Work instruction:
All of the data is to be written out again exactly, without the pictures.

Data shown:

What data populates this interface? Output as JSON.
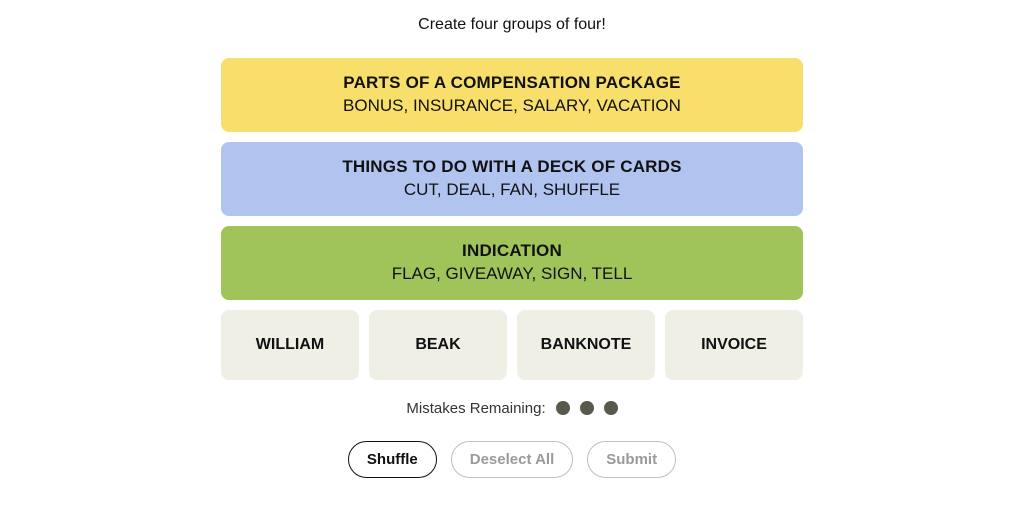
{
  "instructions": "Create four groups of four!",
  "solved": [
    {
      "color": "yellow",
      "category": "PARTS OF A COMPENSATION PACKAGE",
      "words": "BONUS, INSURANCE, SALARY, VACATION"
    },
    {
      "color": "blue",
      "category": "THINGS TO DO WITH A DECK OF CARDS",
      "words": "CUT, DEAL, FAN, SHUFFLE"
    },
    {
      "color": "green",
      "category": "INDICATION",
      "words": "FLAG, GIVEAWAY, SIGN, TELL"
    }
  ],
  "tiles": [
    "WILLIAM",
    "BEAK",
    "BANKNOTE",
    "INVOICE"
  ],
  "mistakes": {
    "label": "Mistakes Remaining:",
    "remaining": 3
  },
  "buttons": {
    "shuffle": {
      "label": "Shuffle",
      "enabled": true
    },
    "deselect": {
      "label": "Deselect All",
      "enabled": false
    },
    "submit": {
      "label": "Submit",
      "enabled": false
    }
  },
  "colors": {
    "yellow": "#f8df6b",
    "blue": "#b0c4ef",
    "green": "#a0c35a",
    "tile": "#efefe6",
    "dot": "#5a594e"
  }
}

Answer section:
What data populates this interface? Output as JSON.
{
  "instructions": "Create four groups of four!",
  "solved": [
    {
      "color": "yellow",
      "category": "PARTS OF A COMPENSATION PACKAGE",
      "words": "BONUS, INSURANCE, SALARY, VACATION"
    },
    {
      "color": "blue",
      "category": "THINGS TO DO WITH A DECK OF CARDS",
      "words": "CUT, DEAL, FAN, SHUFFLE"
    },
    {
      "color": "green",
      "category": "INDICATION",
      "words": "FLAG, GIVEAWAY, SIGN, TELL"
    }
  ],
  "tiles": [
    "WILLIAM",
    "BEAK",
    "BANKNOTE",
    "INVOICE"
  ],
  "mistakes": {
    "label": "Mistakes Remaining:",
    "remaining": 3
  },
  "buttons": {
    "shuffle": {
      "label": "Shuffle",
      "enabled": true
    },
    "deselect": {
      "label": "Deselect All",
      "enabled": false
    },
    "submit": {
      "label": "Submit",
      "enabled": false
    }
  },
  "colors": {
    "yellow": "#f8df6b",
    "blue": "#b0c4ef",
    "green": "#a0c35a",
    "tile": "#efefe6",
    "dot": "#5a594e"
  }
}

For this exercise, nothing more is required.